*** DATASET ENTRIES Section Begins ***

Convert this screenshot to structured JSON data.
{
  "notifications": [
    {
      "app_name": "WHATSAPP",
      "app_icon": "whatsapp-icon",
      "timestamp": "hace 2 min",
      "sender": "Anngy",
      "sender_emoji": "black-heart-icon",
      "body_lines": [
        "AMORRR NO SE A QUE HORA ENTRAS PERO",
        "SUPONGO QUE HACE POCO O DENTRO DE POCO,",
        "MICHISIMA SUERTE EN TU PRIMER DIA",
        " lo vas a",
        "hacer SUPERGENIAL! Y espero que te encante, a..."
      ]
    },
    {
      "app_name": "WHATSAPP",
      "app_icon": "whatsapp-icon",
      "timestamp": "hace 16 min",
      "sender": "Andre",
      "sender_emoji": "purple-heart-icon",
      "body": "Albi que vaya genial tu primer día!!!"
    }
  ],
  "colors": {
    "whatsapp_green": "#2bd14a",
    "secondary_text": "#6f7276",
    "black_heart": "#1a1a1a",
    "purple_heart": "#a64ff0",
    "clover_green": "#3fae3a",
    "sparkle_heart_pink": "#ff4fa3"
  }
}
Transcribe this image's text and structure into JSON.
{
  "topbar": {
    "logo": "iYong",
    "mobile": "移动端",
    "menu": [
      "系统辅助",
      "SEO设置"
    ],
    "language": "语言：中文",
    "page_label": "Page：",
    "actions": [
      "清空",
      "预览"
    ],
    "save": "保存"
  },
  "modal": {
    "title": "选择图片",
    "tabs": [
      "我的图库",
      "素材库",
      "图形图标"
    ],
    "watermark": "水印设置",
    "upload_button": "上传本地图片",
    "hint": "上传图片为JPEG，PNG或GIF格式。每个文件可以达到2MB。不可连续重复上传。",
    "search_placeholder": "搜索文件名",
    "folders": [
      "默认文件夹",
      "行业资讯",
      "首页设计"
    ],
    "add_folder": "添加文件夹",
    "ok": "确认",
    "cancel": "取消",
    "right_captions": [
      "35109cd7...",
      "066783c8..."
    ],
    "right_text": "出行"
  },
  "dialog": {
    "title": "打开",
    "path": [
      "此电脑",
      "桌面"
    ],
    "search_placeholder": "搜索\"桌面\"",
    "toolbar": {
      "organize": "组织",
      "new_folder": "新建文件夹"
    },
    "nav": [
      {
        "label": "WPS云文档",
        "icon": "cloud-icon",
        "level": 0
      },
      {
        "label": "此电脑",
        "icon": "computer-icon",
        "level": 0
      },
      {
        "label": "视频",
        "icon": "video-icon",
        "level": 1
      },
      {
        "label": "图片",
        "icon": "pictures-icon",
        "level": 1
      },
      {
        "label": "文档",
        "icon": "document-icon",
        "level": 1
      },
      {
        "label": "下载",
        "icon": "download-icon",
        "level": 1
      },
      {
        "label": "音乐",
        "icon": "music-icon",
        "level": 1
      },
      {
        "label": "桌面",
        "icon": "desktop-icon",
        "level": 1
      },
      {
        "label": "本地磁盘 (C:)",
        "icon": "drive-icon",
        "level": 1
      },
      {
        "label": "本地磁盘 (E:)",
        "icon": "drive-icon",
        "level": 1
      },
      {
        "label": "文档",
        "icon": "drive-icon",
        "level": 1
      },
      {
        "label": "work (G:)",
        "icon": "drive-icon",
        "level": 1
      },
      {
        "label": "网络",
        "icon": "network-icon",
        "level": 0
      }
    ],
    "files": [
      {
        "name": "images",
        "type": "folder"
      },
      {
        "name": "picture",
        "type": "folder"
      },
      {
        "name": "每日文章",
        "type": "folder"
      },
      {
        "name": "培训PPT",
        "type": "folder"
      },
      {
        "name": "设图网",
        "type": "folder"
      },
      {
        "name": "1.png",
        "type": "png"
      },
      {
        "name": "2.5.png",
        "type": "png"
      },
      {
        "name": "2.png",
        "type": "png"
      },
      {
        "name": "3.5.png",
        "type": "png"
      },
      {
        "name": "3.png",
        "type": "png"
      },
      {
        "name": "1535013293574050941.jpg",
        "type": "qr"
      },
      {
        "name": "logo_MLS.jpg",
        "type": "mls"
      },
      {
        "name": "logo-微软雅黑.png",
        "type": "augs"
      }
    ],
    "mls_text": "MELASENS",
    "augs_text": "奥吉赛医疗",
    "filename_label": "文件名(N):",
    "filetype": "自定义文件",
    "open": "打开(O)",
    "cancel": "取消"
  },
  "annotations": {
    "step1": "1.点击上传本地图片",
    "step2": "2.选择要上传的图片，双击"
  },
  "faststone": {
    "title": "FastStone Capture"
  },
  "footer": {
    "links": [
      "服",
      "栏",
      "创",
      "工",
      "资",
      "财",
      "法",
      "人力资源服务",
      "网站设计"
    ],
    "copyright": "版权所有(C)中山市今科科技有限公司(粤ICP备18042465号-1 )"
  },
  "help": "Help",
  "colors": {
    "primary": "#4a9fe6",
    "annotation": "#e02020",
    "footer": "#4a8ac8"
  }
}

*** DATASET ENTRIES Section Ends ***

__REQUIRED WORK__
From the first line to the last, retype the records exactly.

__EXERCISE OUTPUT__
Convert this screenshot to structured JSON data.
{
  "notifications": [
    {
      "app_name": "WHATSAPP",
      "app_icon": "whatsapp-icon",
      "timestamp": "hace 2 min",
      "sender": "Anngy",
      "sender_emoji": "black-heart-icon",
      "body_lines": [
        "AMORRR NO SE A QUE HORA ENTRAS PERO",
        "SUPONGO QUE HACE POCO O DENTRO DE POCO,",
        "MICHISIMA SUERTE EN TU PRIMER DIA",
        " lo vas a",
        "hacer SUPERGENIAL! Y espero que te encante, a..."
      ]
    },
    {
      "app_name": "WHATSAPP",
      "app_icon": "whatsapp-icon",
      "timestamp": "hace 16 min",
      "sender": "Andre",
      "sender_emoji": "purple-heart-icon",
      "body": "Albi que vaya genial tu primer día!!!"
    }
  ],
  "colors": {
    "whatsapp_green": "#2bd14a",
    "secondary_text": "#6f7276",
    "black_heart": "#1a1a1a",
    "purple_heart": "#a64ff0",
    "clover_green": "#3fae3a",
    "sparkle_heart_pink": "#ff4fa3"
  }
}
Transcribe this image's text and structure into JSON.
{
  "topbar": {
    "logo": "iYong",
    "mobile": "移动端",
    "menu": [
      "系统辅助",
      "SEO设置"
    ],
    "language": "语言：中文",
    "page_label": "Page：",
    "actions": [
      "清空",
      "预览"
    ],
    "save": "保存"
  },
  "modal": {
    "title": "选择图片",
    "tabs": [
      "我的图库",
      "素材库",
      "图形图标"
    ],
    "watermark": "水印设置",
    "upload_button": "上传本地图片",
    "hint": "上传图片为JPEG，PNG或GIF格式。每个文件可以达到2MB。不可连续重复上传。",
    "search_placeholder": "搜索文件名",
    "folders": [
      "默认文件夹",
      "行业资讯",
      "首页设计"
    ],
    "add_folder": "添加文件夹",
    "ok": "确认",
    "cancel": "取消",
    "right_captions": [
      "35109cd7...",
      "066783c8..."
    ],
    "right_text": "出行"
  },
  "dialog": {
    "title": "打开",
    "path": [
      "此电脑",
      "桌面"
    ],
    "search_placeholder": "搜索\"桌面\"",
    "toolbar": {
      "organize": "组织",
      "new_folder": "新建文件夹"
    },
    "nav": [
      {
        "label": "WPS云文档",
        "icon": "cloud-icon",
        "level": 0
      },
      {
        "label": "此电脑",
        "icon": "computer-icon",
        "level": 0
      },
      {
        "label": "视频",
        "icon": "video-icon",
        "level": 1
      },
      {
        "label": "图片",
        "icon": "pictures-icon",
        "level": 1
      },
      {
        "label": "文档",
        "icon": "document-icon",
        "level": 1
      },
      {
        "label": "下载",
        "icon": "download-icon",
        "level": 1
      },
      {
        "label": "音乐",
        "icon": "music-icon",
        "level": 1
      },
      {
        "label": "桌面",
        "icon": "desktop-icon",
        "level": 1
      },
      {
        "label": "本地磁盘 (C:)",
        "icon": "drive-icon",
        "level": 1
      },
      {
        "label": "本地磁盘 (E:)",
        "icon": "drive-icon",
        "level": 1
      },
      {
        "label": "文档",
        "icon": "drive-icon",
        "level": 1
      },
      {
        "label": "work (G:)",
        "icon": "drive-icon",
        "level": 1
      },
      {
        "label": "网络",
        "icon": "network-icon",
        "level": 0
      }
    ],
    "files": [
      {
        "name": "images",
        "type": "folder"
      },
      {
        "name": "picture",
        "type": "folder"
      },
      {
        "name": "每日文章",
        "type": "folder"
      },
      {
        "name": "培训PPT",
        "type": "folder"
      },
      {
        "name": "设图网",
        "type": "folder"
      },
      {
        "name": "1.png",
        "type": "png"
      },
      {
        "name": "2.5.png",
        "type": "png"
      },
      {
        "name": "2.png",
        "type": "png"
      },
      {
        "name": "3.5.png",
        "type": "png"
      },
      {
        "name": "3.png",
        "type": "png"
      },
      {
        "name": "1535013293574050941.jpg",
        "type": "qr"
      },
      {
        "name": "logo_MLS.jpg",
        "type": "mls"
      },
      {
        "name": "logo-微软雅黑.png",
        "type": "augs"
      }
    ],
    "mls_text": "MELASENS",
    "augs_text": "奥吉赛医疗",
    "filename_label": "文件名(N):",
    "filetype": "自定义文件",
    "open": "打开(O)",
    "cancel": "取消"
  },
  "annotations": {
    "step1": "1.点击上传本地图片",
    "step2": "2.选择要上传的图片，双击"
  },
  "faststone": {
    "title": "FastStone Capture"
  },
  "footer": {
    "links": [
      "服",
      "栏",
      "创",
      "工",
      "资",
      "财",
      "法",
      "人力资源服务",
      "网站设计"
    ],
    "copyright": "版权所有(C)中山市今科科技有限公司(粤ICP备18042465号-1 )"
  },
  "help": "Help",
  "colors": {
    "primary": "#4a9fe6",
    "annotation": "#e02020",
    "footer": "#4a8ac8"
  }
}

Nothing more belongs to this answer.